The other big factor here, which underlies some of my other problems with the book as a whole, is quite simply its premise. I'll give Mullin his due: he's clearly done a lot of research into what a Yellowstone eruption would look like and how it would impact the world. Where it falls apart for me is even earlier than that, though, because the idea of the suddenness with which it happens in this book is beyond my ability to suspend disbelief. I can't do it. There's no way I can look at it and either say "Yes, that makes sense," or "That makes no sense, but I'll ignore it for the sake of the story". And here's why: the suddenness of the eruption is the driving factor behind Mullin's projections of human behavior.
Everything else about the book falls out because the eruption was sudden. The sense of crisis, the fear of food shortage, the speed at which people turn to violence - it's all founded in the idea of this abrupt change in the world, unpredictable and unavoidable, in the face of which some people band together and others go on a rampage. But because the premise is implausible, the crisis feels manufactured - just as Alex's oh-so-convenient habit of passing out hungry on the doorstep of someone generous feels manufactured. There was a constant feeling of artificiality tugging at my mind as I read - a problem of particular magnitude in, say, some of the scenes of extreme violence.
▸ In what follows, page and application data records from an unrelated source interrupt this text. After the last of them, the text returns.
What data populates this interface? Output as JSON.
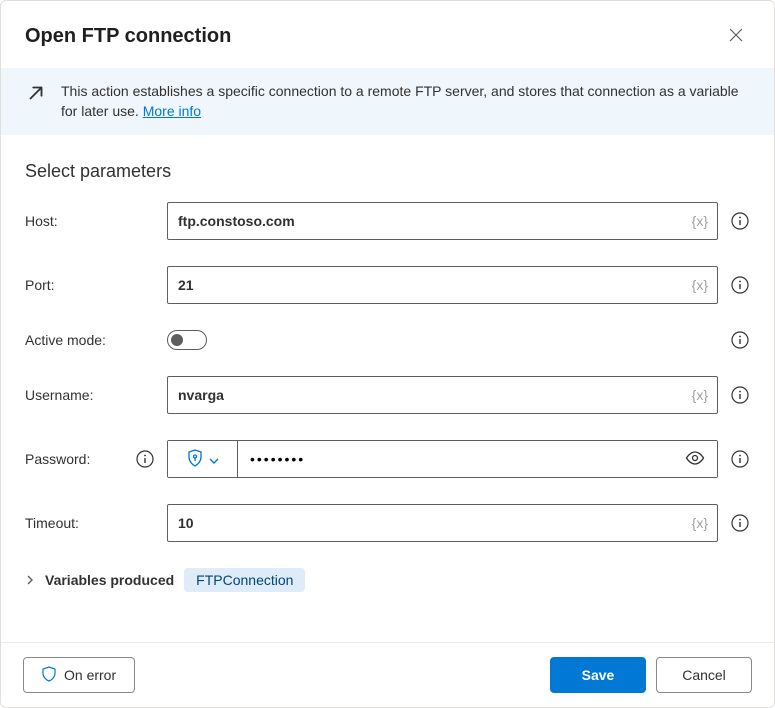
{
  "dialog": {
    "title": "Open FTP connection",
    "banner_text": "This action establishes a specific connection to a remote FTP server, and stores that connection as a variable for later use. ",
    "more_info_label": "More info"
  },
  "section_title": "Select parameters",
  "fields": {
    "host": {
      "label": "Host:",
      "value": "ftp.constoso.com"
    },
    "port": {
      "label": "Port:",
      "value": "21"
    },
    "active_mode": {
      "label": "Active mode:",
      "value": false
    },
    "username": {
      "label": "Username:",
      "value": "nvarga"
    },
    "password": {
      "label": "Password:",
      "value": "••••••••"
    },
    "timeout": {
      "label": "Timeout:",
      "value": "10"
    }
  },
  "variables": {
    "label": "Variables produced",
    "chip": "FTPConnection"
  },
  "footer": {
    "on_error": "On error",
    "save": "Save",
    "cancel": "Cancel"
  }
}
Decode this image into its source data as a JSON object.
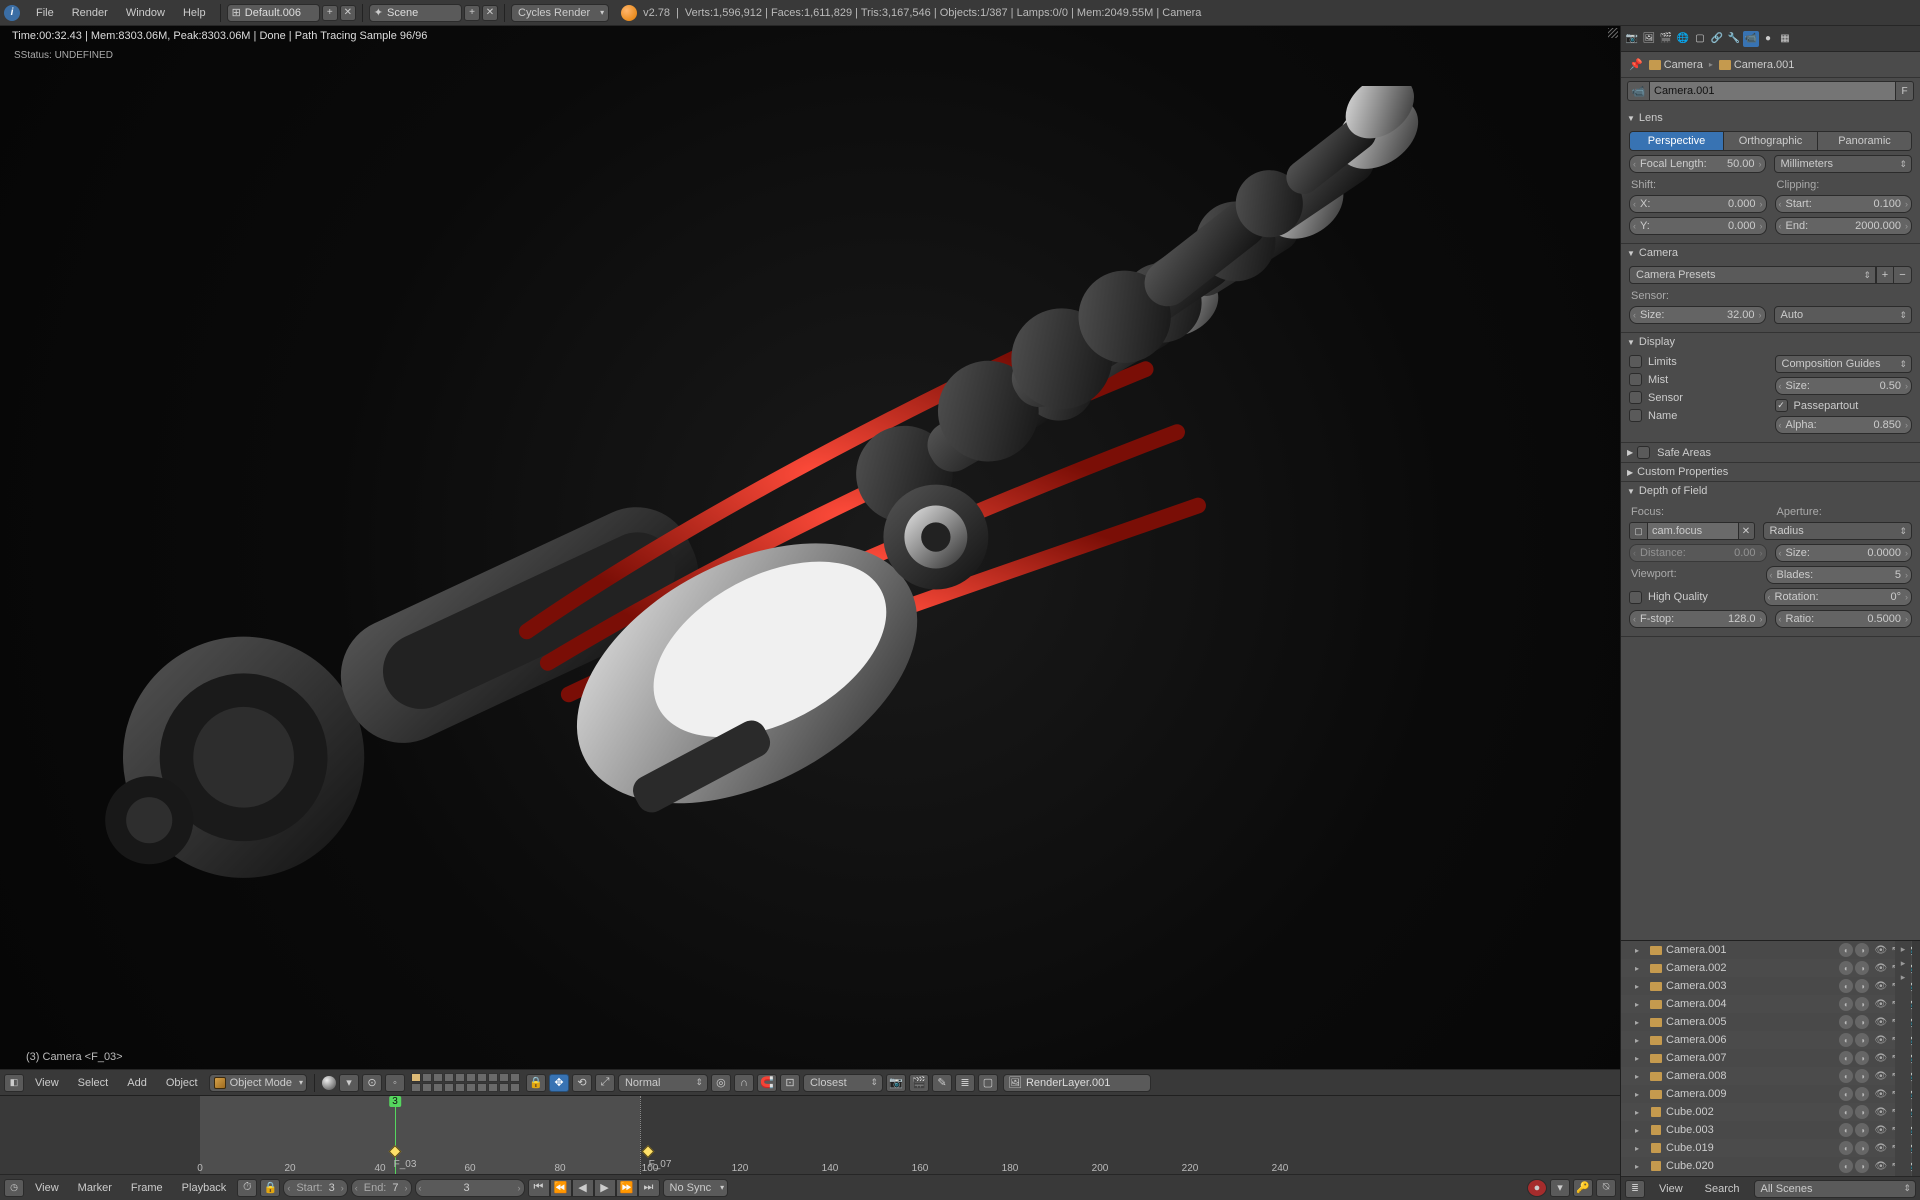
{
  "topbar": {
    "menus": [
      "File",
      "Render",
      "Window",
      "Help"
    ],
    "layout_field_icon": "⊞",
    "layout_name": "Default.006",
    "scene_icon": "✦",
    "scene_name": "Scene",
    "engine": "Cycles Render",
    "version": "v2.78",
    "stats": "Verts:1,596,912 | Faces:1,611,829 | Tris:3,167,546 | Objects:1/387 | Lamps:0/0 | Mem:2049.55M | Camera"
  },
  "viewport": {
    "top_stats": "Time:00:32.43 | Mem:8303.06M, Peak:8303.06M | Done | Path Tracing Sample 96/96",
    "sub_stats": "SStatus: UNDEFINED",
    "camera_label": "(3) Camera <F_03>",
    "header": {
      "menus": [
        "View",
        "Select",
        "Add",
        "Object"
      ],
      "mode": "Object Mode",
      "normal": "Normal",
      "snap_target": "Closest",
      "render_layer": "RenderLayer.001"
    }
  },
  "timeline": {
    "ticks": [
      0,
      20,
      40,
      60,
      80,
      100,
      120,
      140,
      160,
      180,
      200,
      220,
      240
    ],
    "range_start": 3,
    "range_end": 7,
    "playhead": 3,
    "keys": [
      {
        "frame": 3,
        "label": "F_03"
      },
      {
        "frame": 7,
        "label": "F_07"
      }
    ],
    "header": {
      "menus": [
        "View",
        "Marker",
        "Frame",
        "Playback"
      ],
      "start_label": "Start:",
      "start_value": "3",
      "end_label": "End:",
      "end_value": "7",
      "current_value": "3",
      "sync": "No Sync"
    }
  },
  "properties": {
    "breadcrumb_parent": "Camera",
    "breadcrumb_child": "Camera.001",
    "datablock_name": "Camera.001",
    "lens": {
      "title": "Lens",
      "tabs": [
        "Perspective",
        "Orthographic",
        "Panoramic"
      ],
      "focal_label": "Focal Length:",
      "focal_value": "50.00",
      "unit": "Millimeters",
      "shift_label": "Shift:",
      "shift_x_label": "X:",
      "shift_x": "0.000",
      "shift_y_label": "Y:",
      "shift_y": "0.000",
      "clip_label": "Clipping:",
      "clip_start_label": "Start:",
      "clip_start": "0.100",
      "clip_end_label": "End:",
      "clip_end": "2000.000"
    },
    "camera": {
      "title": "Camera",
      "presets": "Camera Presets",
      "sensor_label": "Sensor:",
      "size_label": "Size:",
      "size_value": "32.00",
      "fit": "Auto"
    },
    "display": {
      "title": "Display",
      "limits": "Limits",
      "mist": "Mist",
      "sensor": "Sensor",
      "name": "Name",
      "comp_guides": "Composition Guides",
      "size_label": "Size:",
      "size_value": "0.50",
      "passepartout": "Passepartout",
      "alpha_label": "Alpha:",
      "alpha_value": "0.850"
    },
    "safe_areas": {
      "title": "Safe Areas"
    },
    "custom_props": {
      "title": "Custom Properties"
    },
    "dof": {
      "title": "Depth of Field",
      "focus_label": "Focus:",
      "focus_object": "cam.focus",
      "distance_label": "Distance:",
      "distance_value": "0.00",
      "viewport_label": "Viewport:",
      "hq": "High Quality",
      "fstop_label": "F-stop:",
      "fstop_value": "128.0",
      "aperture_label": "Aperture:",
      "aperture_type": "Radius",
      "ap_size_label": "Size:",
      "ap_size_value": "0.0000",
      "blades_label": "Blades:",
      "blades_value": "5",
      "rotation_label": "Rotation:",
      "rotation_value": "0°",
      "ratio_label": "Ratio:",
      "ratio_value": "0.5000"
    }
  },
  "outliner": {
    "items": [
      {
        "name": "Camera.001",
        "type": "camera"
      },
      {
        "name": "Camera.002",
        "type": "camera"
      },
      {
        "name": "Camera.003",
        "type": "camera"
      },
      {
        "name": "Camera.004",
        "type": "camera"
      },
      {
        "name": "Camera.005",
        "type": "camera"
      },
      {
        "name": "Camera.006",
        "type": "camera"
      },
      {
        "name": "Camera.007",
        "type": "camera"
      },
      {
        "name": "Camera.008",
        "type": "camera"
      },
      {
        "name": "Camera.009",
        "type": "camera"
      },
      {
        "name": "Cube.002",
        "type": "cube"
      },
      {
        "name": "Cube.003",
        "type": "cube"
      },
      {
        "name": "Cube.019",
        "type": "cube"
      },
      {
        "name": "Cube.020",
        "type": "cube"
      }
    ],
    "header": {
      "menus": [
        "View",
        "Search"
      ],
      "scope": "All Scenes"
    }
  }
}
When everything feels manufactured, the volcano comes to look like an excuse for the desolation and violence of the landscape (from a writing perspective), not the cause.
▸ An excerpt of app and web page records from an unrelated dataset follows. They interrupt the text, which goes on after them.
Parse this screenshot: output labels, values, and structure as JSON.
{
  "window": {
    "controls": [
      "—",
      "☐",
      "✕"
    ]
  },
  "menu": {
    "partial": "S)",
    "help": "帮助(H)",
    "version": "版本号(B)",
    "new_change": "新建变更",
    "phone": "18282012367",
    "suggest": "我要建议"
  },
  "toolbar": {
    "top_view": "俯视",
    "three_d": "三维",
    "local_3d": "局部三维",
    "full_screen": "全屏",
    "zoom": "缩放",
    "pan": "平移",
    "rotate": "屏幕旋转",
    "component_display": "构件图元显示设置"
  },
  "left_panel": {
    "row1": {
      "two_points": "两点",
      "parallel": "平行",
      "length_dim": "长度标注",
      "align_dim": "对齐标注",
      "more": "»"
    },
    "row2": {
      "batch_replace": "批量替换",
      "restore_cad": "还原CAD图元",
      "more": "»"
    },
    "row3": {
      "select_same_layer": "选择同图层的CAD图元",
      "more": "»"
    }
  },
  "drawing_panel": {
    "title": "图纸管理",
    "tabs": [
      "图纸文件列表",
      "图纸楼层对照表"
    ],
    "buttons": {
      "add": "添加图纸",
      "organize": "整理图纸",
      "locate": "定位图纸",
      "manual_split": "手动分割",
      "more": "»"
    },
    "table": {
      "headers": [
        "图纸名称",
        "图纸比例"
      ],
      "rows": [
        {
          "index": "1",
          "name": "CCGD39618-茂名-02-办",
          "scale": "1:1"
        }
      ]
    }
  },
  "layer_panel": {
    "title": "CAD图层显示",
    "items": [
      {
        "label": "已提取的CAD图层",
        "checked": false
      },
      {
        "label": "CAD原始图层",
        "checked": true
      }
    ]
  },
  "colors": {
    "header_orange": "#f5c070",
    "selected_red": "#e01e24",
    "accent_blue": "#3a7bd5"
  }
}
I would like to put forward the idea that a similar story could have been written in which the eruption was predicted and an evacuation at least begun (though for shock and drama, the volcano could still erupt before Alex gets out). It'd raise some interesting questions: How do you prepare for a volcanic eruption on this scale? Does the US even have the infrastructure? Would we see, as we did in post-Katrina evacuations, a race/class stratification of who gets out first, who gets helped? Who chooses to stay? And how does it reshape people's reactions if they had believed they would escape, and instead find themselves trapped?
There's a fantastic essay I can't track down about The Walking Dead as a fantasy, that essentially by stripping away society the story strips away limitations on its characters. TWD's heroes are all extraordinary, this essay argues, because they may well be the last of the human race. Their every action has great import, and their survival (at any cost) is paramount. This book falls into that same trap, particularly near the end:
"During the trip, I was free. In Cedar Falls or here, I'm just somebody's kid. In between, I was Alex. I decided where I slept and when, who I talked to and who I avoided. Sure, the ash and psychotic killers weren't fun, but I've only been here one day, and already I miss that feeling of freedom, of being my own man."
The worst part of this is that the fantasy of post-apocalyptic freedom from society is, here, overriding the fact that Alex and Darla should be carrying some deep, deep, complicated trauma, which they never show any sign of.
Plausibility falls by the wayside: the book in a nutshell....more